Count up the lines below that include the string "Lieu" and report the number by itself.

Segment Open

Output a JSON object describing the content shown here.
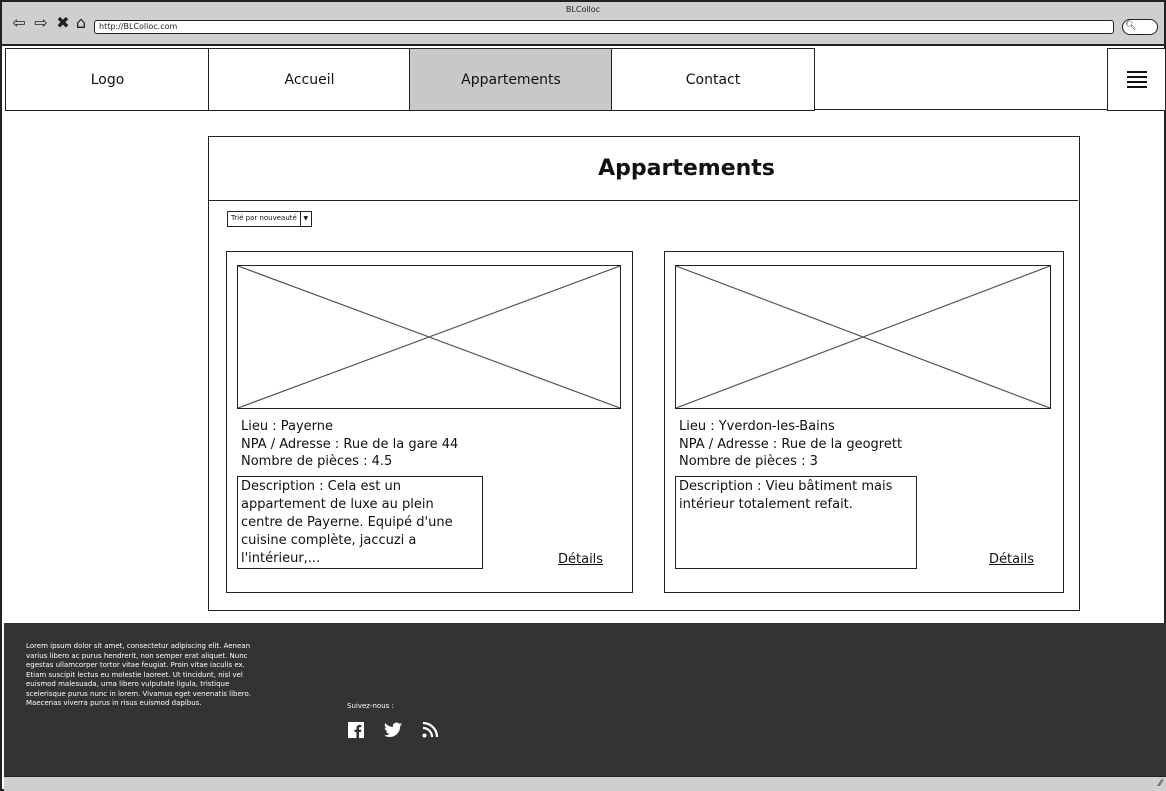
{
  "window": {
    "title": "BLColloc",
    "url": "http://BLColloc.com"
  },
  "nav": {
    "items": [
      {
        "label": "Logo"
      },
      {
        "label": "Accueil"
      },
      {
        "label": "Appartements"
      },
      {
        "label": "Contact"
      }
    ],
    "active": "Appartements"
  },
  "page": {
    "title": "Appartements",
    "sort_label": "Trié par nouveauté"
  },
  "listings": [
    {
      "lieu": "Lieu : Payerne",
      "adresse": "NPA / Adresse : Rue de la gare 44",
      "pieces": "Nombre de pièces : 4.5",
      "description": "Description : Cela est un appartement de luxe au plein centre de Payerne. Equipé d'une cuisine complète, jaccuzi a l'intérieur,...",
      "details": "Détails"
    },
    {
      "lieu": "Lieu : Yverdon-les-Bains",
      "adresse": "NPA / Adresse : Rue de la geogrett",
      "pieces": "Nombre de pièces : 3",
      "description": "Description : Vieu bâtiment mais intérieur totalement refait.",
      "details": "Détails"
    }
  ],
  "footer": {
    "text": "Lorem ipsum dolor sit amet, consectetur adipiscing elit. Aenean varius libero ac purus hendrerit, non semper erat aliquet. Nunc egestas ullamcorper tortor vitae feugiat. Proin vitae iaculis ex. Etiam suscipit lectus eu molestie laoreet. Ut tincidunt, nisl vel euismod malesuada, urna libero vulputate ligula, tristique scelerisque purus nunc in lorem. Vivamus eget venenatis libero. Maecenas viverra purus in risus euismod dapibus.",
    "follow_label": "Suivez-nous :",
    "social_icons": [
      "facebook-icon",
      "twitter-icon",
      "rss-icon"
    ]
  },
  "colors": {
    "active_tab": "#c8c8c8",
    "footer_bg": "#333333",
    "chrome": "#cfcfcf"
  }
}
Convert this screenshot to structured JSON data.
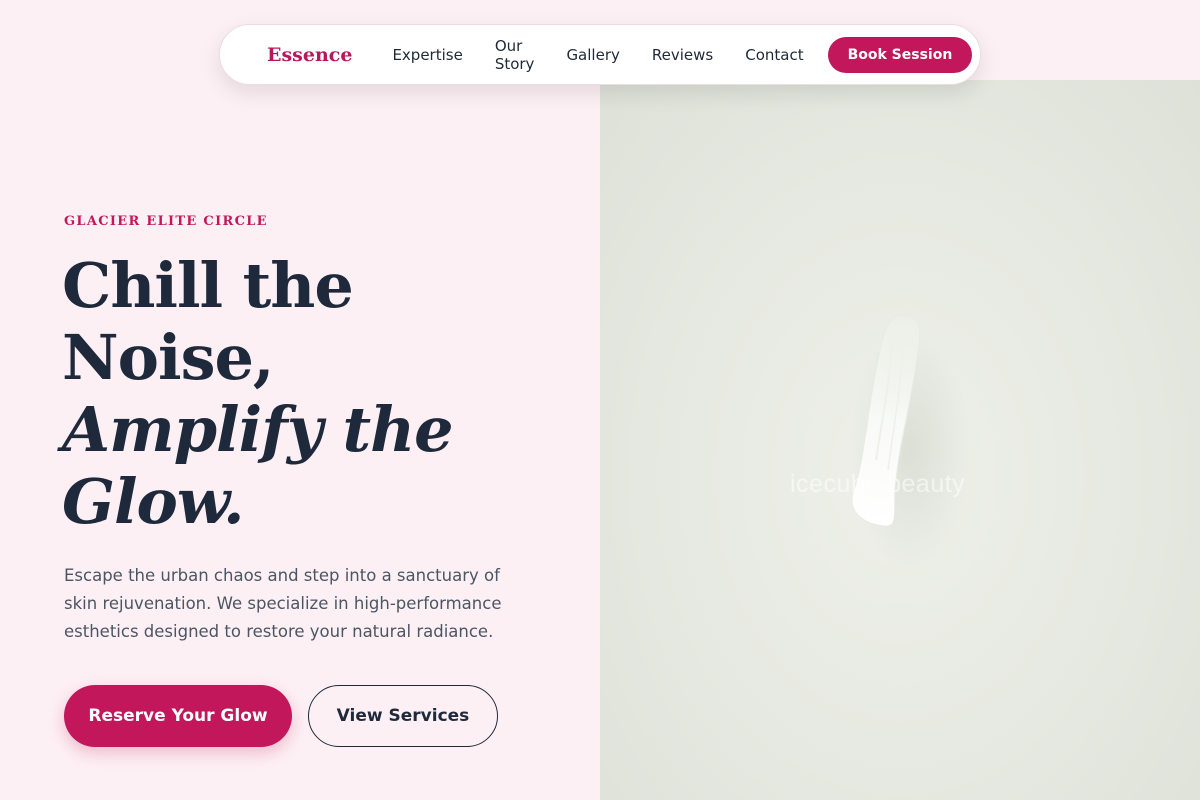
{
  "nav": {
    "logo": "Essence",
    "links": [
      "Expertise",
      "Our Story",
      "Gallery",
      "Reviews",
      "Contact"
    ],
    "book_label": "Book Session"
  },
  "hero": {
    "eyebrow": "GLACIER ELITE CIRCLE",
    "headline_lines": [
      "Chill the",
      "Noise,",
      "Amplify the",
      "Glow."
    ],
    "body": "Escape the urban chaos and step into a sanctuary of skin rejuvenation. We specialize in high-performance esthetics designed to restore your natural radiance.",
    "primary_cta": "Reserve Your Glow",
    "secondary_cta": "View Services",
    "image_watermark": "icecube beauty"
  },
  "colors": {
    "accent": "#c2185b",
    "page_bg": "#fdf0f4",
    "heading": "#1e293b",
    "body_text": "#4b5563"
  }
}
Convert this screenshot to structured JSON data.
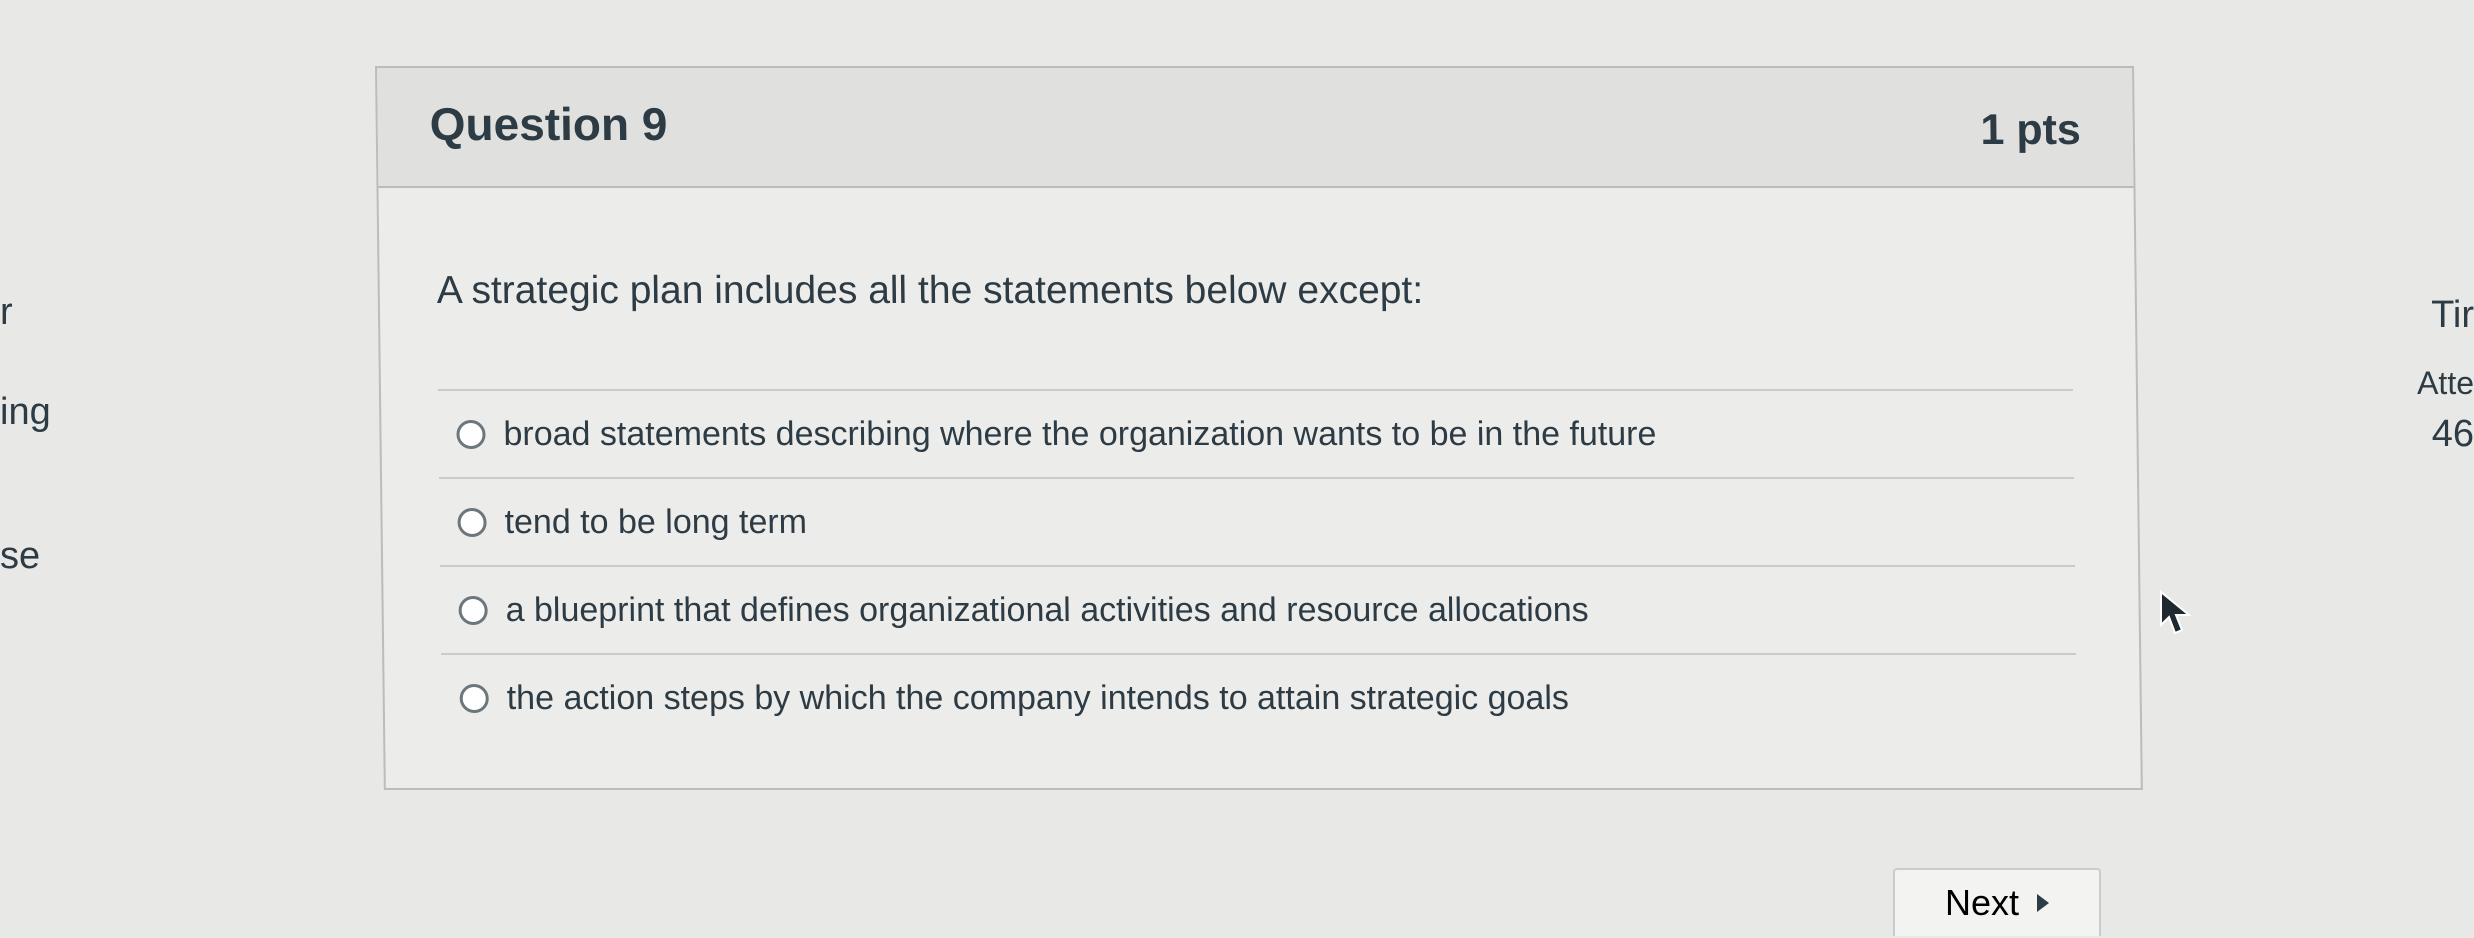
{
  "left_sidebar": {
    "fragment_1": "r",
    "fragment_2": "ing",
    "fragment_3": "se"
  },
  "question": {
    "title": "Question 9",
    "points": "1 pts",
    "prompt": "A strategic plan includes all the statements below except:",
    "answers": [
      {
        "label": "broad statements describing where the organization wants to be in the future"
      },
      {
        "label": "tend to be long term"
      },
      {
        "label": "a blueprint that defines organizational activities and resource allocations"
      },
      {
        "label": "the action steps by which the company intends to attain strategic goals"
      }
    ]
  },
  "right_panel": {
    "time_label_fragment": "Tir",
    "attempt_label_fragment": "Atte",
    "attempt_value_fragment": "46"
  },
  "navigation": {
    "next_label": "Next",
    "next_icon": "triangle-right-icon"
  },
  "cursor": {
    "icon": "mouse-pointer-icon"
  },
  "colors": {
    "text": "#2d3b45",
    "border": "#b9bdbd",
    "header_background": "#e0e0de",
    "page_background": "#e8e8e6"
  }
}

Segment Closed

RESPONSE FOR THIS EXERCISE >> 2